The US Federal Aviation Administration faces a second legal challenge over its ban on non-recreational flying of unmanned aircraft – and the first coming from a non-profit organization dedicated to searching for missing people.
Texas-based EquuSearch filed a lawsuit in the US Court of Appeals in Washington DC, asking the court to over-turn a two-month-old FAA order prohibiting the non-profit organization from using unmanned air vehicles (UAVs) as part of its search efforts.
“The FAA order should be set aside because it is unlawful, arbitrary, capricious, an abuse of discretion and not otherwise in accordance with the law,” wrote Brendan Schulman, the attorney representing EquuSearch and volunteer Gene Robinson.

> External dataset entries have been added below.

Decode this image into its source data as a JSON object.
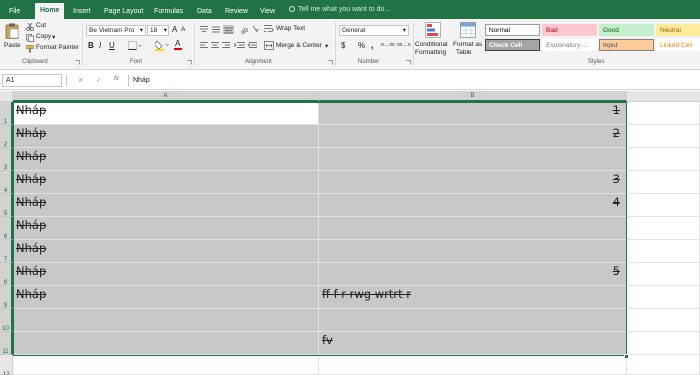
{
  "tabs": [
    "File",
    "Home",
    "Insert",
    "Page Layout",
    "Formulas",
    "Data",
    "Review",
    "View"
  ],
  "tell_me": "Tell me what you want to do...",
  "clipboard": {
    "paste": "Paste",
    "cut": "Cut",
    "copy": "Copy",
    "copy_arrow": "▾",
    "format_painter": "Format Painter",
    "group": "Clipboard"
  },
  "font": {
    "name": "Be Vietnam Pro",
    "size": "18",
    "grow": "A",
    "shrink": "A",
    "bold": "B",
    "italic": "I",
    "underline": "U",
    "font_color_glyph": "A",
    "group": "Font"
  },
  "alignment": {
    "wrap_text": "Wrap Text",
    "merge_center": "Merge & Center",
    "merge_arrow": "▾",
    "group": "Alignment"
  },
  "number": {
    "format": "General",
    "currency": "$",
    "percent": "%",
    "comma": ",",
    "inc_decimal": ".0→.00",
    "dec_decimal": ".00→.0",
    "group": "Number"
  },
  "styles": {
    "conditional": "Conditional",
    "conditional_2": "Formatting",
    "format_as": "Format as",
    "format_as_2": "Table",
    "group": "Styles",
    "cells": [
      {
        "label": "Normal",
        "bg": "#ffffff",
        "fg": "#000000",
        "border": "#9c9c9c"
      },
      {
        "label": "Bad",
        "bg": "#ffc7ce",
        "fg": "#9c0006",
        "border": "#ffc7ce"
      },
      {
        "label": "Good",
        "bg": "#c6efce",
        "fg": "#006100",
        "border": "#c6efce"
      },
      {
        "label": "Neutral",
        "bg": "#ffeb9c",
        "fg": "#9c6500",
        "border": "#ffeb9c"
      },
      {
        "label": "Check Cell",
        "bg": "#a5a5a5",
        "fg": "#ffffff",
        "border": "#3f3f3f"
      },
      {
        "label": "Explanatory ...",
        "bg": "#ffffff",
        "fg": "#7f7f7f",
        "border": "#ffffff"
      },
      {
        "label": "Input",
        "bg": "#ffcc99",
        "fg": "#3f3f76",
        "border": "#7f7f7f"
      },
      {
        "label": "Linked Cell",
        "bg": "#ffffff",
        "fg": "#fa7d00",
        "border": "#ffffff"
      }
    ]
  },
  "formula_bar": {
    "name_box": "A1",
    "cancel": "✕",
    "enter": "✓",
    "fx": "fx",
    "content": "Nháp"
  },
  "sheet": {
    "columns": [
      "A",
      "B"
    ],
    "rows": [
      {
        "n": "1",
        "a": "Nháp",
        "b": "1"
      },
      {
        "n": "2",
        "a": "Nháp",
        "b": "2"
      },
      {
        "n": "3",
        "a": "Nháp",
        "b": ""
      },
      {
        "n": "4",
        "a": "Nháp",
        "b": "3"
      },
      {
        "n": "5",
        "a": "Nháp",
        "b": "4"
      },
      {
        "n": "6",
        "a": "Nháp",
        "b": ""
      },
      {
        "n": "7",
        "a": "Nháp",
        "b": ""
      },
      {
        "n": "8",
        "a": "Nháp",
        "b": "5"
      },
      {
        "n": "9",
        "a": "Nháp",
        "b": "ff f r rwg wrtrt r"
      },
      {
        "n": "10",
        "a": "",
        "b": ""
      },
      {
        "n": "11",
        "a": "",
        "b": "fv"
      },
      {
        "n": "12",
        "a": "",
        "b": ""
      }
    ]
  },
  "colors": {
    "accent": "#217346",
    "selection_fill": "#c8c8c8"
  }
}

The case was filed about six weeks after an administrative law judge for the National Transportation Safety Board (NTSB) ruled in favour of another Schulman client – Raphael Pirker.

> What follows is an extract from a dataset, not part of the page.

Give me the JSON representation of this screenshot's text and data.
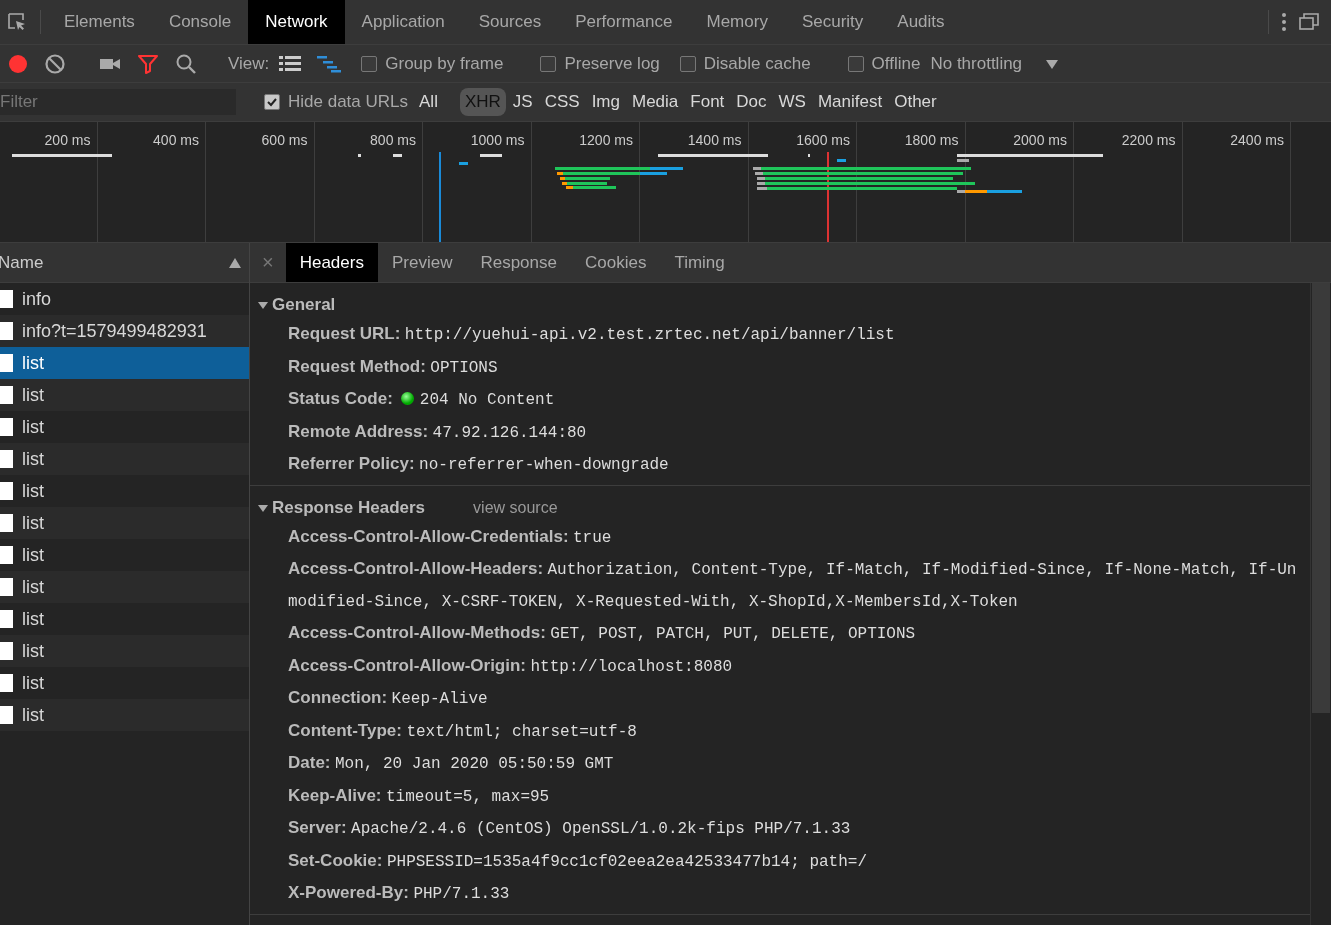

That decision challenged the FAA’s move to classify any UAV flown for commercial purposes as identical to Part 91 category manned aircraft. Pirker was fined $10,000 for operating an aircraft recklessly, since he was not a licensed pilot.
According to the FAA’s policy, the same UAV flown by Pirker for recreational reasons would be considered a “model aircraft” and subject to only a few restrictions, such as to avoid airspace near airports and flying above 400ft.

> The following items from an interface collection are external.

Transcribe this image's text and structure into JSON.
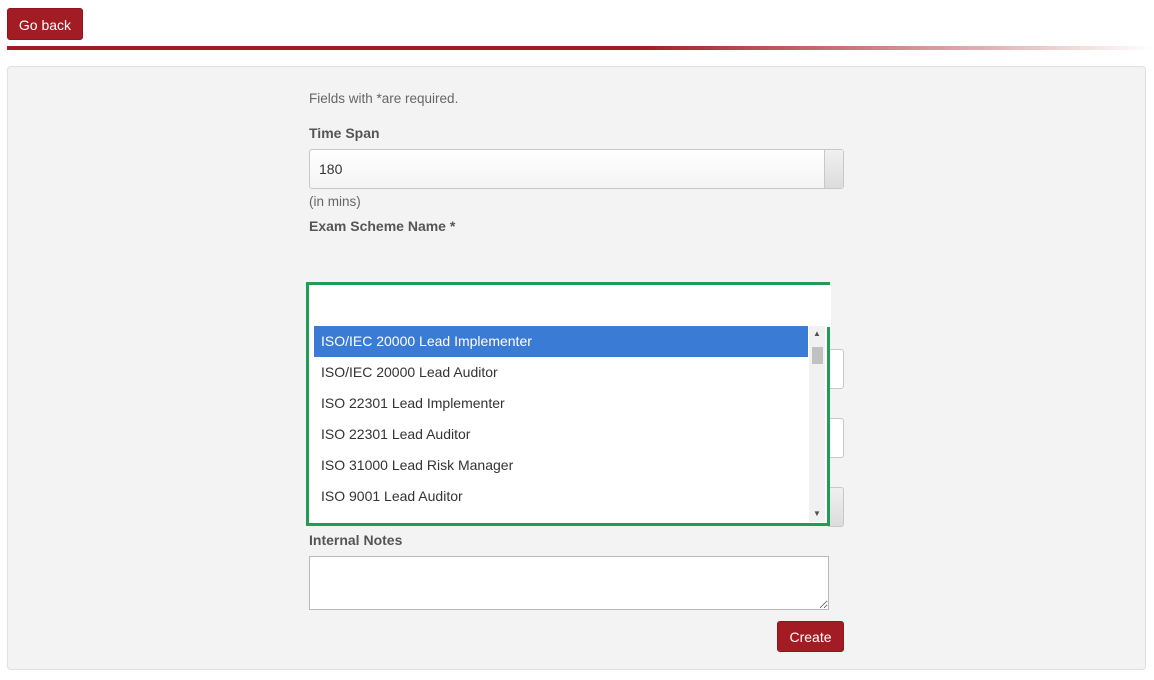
{
  "header": {
    "go_back_label": "Go back",
    "accent_color": "#a31c24"
  },
  "form": {
    "required_note": "Fields with *are required.",
    "time_span": {
      "label": "Time Span",
      "value": "180",
      "hint": "(in mins)"
    },
    "exam_scheme": {
      "label": "Exam Scheme Name *",
      "search_value": "",
      "options": [
        {
          "label": "ISO/IEC 20000 Lead Implementer",
          "selected": true
        },
        {
          "label": "ISO/IEC 20000 Lead Auditor",
          "selected": false
        },
        {
          "label": "ISO 22301 Lead Implementer",
          "selected": false
        },
        {
          "label": "ISO 22301 Lead Auditor",
          "selected": false
        },
        {
          "label": "ISO 31000 Lead Risk Manager",
          "selected": false
        },
        {
          "label": "ISO 9001 Lead Auditor",
          "selected": false
        }
      ],
      "highlight_color": "#3a7bd5",
      "focus_border_color": "#1f9d55"
    },
    "internal_notes": {
      "label": "Internal Notes",
      "value": ""
    },
    "create_label": "Create"
  }
}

The FAA has since appealed the ruling in the Pirker case to the board’s appointed members.
The new lawsuit filed by Schulman on behalf of EquuSearch seeks to overturn the FAA’s ban on non-recreational UAV flying, even if the purpose is for humanitarian reasons rather than profit-seeking activity.
EquuSearch has been using UAVs to help search for missing people since 2005. The UAVs are flown under 400ft and operated only by unpaid volunteers, according to the lawsuit. But the FAA ordered the non-profit organization to stop using UAVs in an order dated 21 February, calling the flights “illegal” under the FAA’s rules.
In Schulman’s legal complaint, he argues that the FAA has not formally issued regulations concerning small UAVs, and is relying on unenforceable policy statements to order EquuSearch to stop flying the aircraft.
The FAA has been working to define regulations for UAVs since 2007. The agency has a deadline to initiate a rulemaking process on small UAVs below 24.9kg (55lb) by the end of this year.
The FAA responds that it has a process for allowing public agencies to fly UAVs in commercial airspace called a certificate of authorisation or waiver (COA), meaning that Equu-Search could be added to a COA if named in a public agency's application.
However, the FAA has granted less than 550 COAs as of last December.
"The FAA is reviewing the appeal," a spokeswoman says. "The agency approves emergency certificates of authorisation (COAs) for natural disaster relief, search and rescue operations and other urgent circumstances, sometimes in a matter of hours. We are not aware that any government entity with an existing COA has applied for an emergency naming Texas EquuSearch as its contractor."